BEGIN THE DATA
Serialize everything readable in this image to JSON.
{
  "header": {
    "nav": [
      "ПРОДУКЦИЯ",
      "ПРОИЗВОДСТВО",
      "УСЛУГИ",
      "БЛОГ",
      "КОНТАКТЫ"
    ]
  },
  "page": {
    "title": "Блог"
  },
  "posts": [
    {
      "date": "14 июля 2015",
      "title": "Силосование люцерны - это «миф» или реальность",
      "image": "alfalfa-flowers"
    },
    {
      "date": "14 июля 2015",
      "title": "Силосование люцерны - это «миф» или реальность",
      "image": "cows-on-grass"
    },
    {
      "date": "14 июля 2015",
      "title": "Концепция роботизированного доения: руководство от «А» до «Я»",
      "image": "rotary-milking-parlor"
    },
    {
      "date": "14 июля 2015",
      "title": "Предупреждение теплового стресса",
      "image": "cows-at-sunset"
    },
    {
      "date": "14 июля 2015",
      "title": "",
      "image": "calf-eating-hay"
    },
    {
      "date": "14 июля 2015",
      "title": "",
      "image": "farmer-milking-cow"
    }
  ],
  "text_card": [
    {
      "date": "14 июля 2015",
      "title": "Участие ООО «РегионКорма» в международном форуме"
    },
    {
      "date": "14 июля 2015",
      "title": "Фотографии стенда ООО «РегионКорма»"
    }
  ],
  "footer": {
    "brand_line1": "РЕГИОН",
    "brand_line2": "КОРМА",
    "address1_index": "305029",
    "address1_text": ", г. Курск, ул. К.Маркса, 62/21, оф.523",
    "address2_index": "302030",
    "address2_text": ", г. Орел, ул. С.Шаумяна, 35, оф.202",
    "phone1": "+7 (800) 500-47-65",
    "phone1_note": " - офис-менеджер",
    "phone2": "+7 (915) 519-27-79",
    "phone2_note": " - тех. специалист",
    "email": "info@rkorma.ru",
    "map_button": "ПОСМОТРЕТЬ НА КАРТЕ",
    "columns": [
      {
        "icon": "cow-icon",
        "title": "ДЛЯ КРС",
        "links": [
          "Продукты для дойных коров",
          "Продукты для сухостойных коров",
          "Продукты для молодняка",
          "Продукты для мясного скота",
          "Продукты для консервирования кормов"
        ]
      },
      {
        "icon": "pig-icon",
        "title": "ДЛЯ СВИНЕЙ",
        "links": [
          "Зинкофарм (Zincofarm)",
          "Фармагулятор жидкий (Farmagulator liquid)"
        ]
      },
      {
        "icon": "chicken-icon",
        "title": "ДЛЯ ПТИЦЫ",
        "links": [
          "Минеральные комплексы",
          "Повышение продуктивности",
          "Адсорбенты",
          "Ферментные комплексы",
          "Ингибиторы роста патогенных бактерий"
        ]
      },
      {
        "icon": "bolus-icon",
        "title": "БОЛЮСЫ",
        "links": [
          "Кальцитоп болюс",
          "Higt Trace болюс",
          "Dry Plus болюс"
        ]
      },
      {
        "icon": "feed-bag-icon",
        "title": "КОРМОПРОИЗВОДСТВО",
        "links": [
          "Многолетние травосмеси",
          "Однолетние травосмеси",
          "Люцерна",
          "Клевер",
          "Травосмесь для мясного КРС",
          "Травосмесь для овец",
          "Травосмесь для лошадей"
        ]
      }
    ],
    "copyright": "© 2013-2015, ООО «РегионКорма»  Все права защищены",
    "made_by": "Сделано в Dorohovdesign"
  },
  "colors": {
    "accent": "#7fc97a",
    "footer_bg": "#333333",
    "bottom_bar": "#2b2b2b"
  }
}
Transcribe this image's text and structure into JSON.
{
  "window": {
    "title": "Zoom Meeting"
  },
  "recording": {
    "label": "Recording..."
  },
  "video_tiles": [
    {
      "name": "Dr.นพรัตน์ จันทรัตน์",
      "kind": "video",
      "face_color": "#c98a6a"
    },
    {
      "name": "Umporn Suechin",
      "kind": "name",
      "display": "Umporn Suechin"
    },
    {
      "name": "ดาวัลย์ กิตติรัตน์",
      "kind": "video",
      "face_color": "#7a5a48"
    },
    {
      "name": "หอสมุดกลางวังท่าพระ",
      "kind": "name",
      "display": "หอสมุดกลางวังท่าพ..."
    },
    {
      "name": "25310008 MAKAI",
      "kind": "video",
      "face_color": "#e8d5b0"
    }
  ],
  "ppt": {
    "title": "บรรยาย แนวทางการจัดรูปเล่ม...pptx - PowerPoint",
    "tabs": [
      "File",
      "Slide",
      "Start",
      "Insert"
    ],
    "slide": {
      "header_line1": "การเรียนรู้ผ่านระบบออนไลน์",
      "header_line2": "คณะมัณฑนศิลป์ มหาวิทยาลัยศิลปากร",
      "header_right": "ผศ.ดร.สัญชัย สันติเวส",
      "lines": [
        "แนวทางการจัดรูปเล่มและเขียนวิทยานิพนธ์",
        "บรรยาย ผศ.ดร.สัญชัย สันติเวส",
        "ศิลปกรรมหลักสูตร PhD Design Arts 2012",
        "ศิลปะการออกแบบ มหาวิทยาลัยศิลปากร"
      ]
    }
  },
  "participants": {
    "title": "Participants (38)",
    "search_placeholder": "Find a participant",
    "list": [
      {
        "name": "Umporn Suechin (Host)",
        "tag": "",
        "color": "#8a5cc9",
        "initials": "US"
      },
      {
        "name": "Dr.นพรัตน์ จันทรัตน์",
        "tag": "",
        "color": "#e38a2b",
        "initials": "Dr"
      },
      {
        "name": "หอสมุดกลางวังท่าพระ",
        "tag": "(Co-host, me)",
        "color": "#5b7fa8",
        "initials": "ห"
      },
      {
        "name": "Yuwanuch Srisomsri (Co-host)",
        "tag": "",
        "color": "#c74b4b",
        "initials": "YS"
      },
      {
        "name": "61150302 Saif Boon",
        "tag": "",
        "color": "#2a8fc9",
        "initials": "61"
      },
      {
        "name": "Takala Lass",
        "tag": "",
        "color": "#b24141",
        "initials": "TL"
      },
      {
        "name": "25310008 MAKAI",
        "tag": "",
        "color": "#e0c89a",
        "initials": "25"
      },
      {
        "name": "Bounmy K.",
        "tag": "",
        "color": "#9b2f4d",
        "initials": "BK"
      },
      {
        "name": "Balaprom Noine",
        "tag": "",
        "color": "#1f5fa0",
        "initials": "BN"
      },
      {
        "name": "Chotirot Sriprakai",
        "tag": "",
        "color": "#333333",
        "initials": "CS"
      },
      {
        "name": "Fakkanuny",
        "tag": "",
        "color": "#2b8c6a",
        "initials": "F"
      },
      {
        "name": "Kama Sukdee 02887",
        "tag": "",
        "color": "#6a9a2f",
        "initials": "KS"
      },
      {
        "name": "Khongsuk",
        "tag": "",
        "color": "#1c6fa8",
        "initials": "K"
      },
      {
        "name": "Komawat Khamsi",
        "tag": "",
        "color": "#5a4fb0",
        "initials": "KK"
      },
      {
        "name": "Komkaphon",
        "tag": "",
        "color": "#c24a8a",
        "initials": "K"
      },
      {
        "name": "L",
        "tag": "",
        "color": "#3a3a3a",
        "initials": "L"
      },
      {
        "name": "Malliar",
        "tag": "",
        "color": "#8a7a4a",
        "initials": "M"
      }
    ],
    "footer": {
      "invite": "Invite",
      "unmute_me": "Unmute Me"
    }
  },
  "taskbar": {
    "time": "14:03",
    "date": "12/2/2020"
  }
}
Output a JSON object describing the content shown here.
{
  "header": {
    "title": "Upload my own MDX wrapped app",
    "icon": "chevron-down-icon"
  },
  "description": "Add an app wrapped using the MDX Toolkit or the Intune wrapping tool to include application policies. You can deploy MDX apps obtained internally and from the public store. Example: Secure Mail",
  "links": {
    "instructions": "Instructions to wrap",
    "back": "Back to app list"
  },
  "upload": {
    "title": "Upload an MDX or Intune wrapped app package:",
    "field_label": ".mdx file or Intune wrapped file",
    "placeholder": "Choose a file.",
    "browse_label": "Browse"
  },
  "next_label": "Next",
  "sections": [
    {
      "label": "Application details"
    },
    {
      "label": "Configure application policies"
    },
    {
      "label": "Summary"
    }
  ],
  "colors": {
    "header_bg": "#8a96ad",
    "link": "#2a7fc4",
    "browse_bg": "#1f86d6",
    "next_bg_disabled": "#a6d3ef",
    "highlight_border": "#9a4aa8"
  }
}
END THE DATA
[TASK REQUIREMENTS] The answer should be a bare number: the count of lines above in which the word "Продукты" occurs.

[YOUR SOLUTION] 5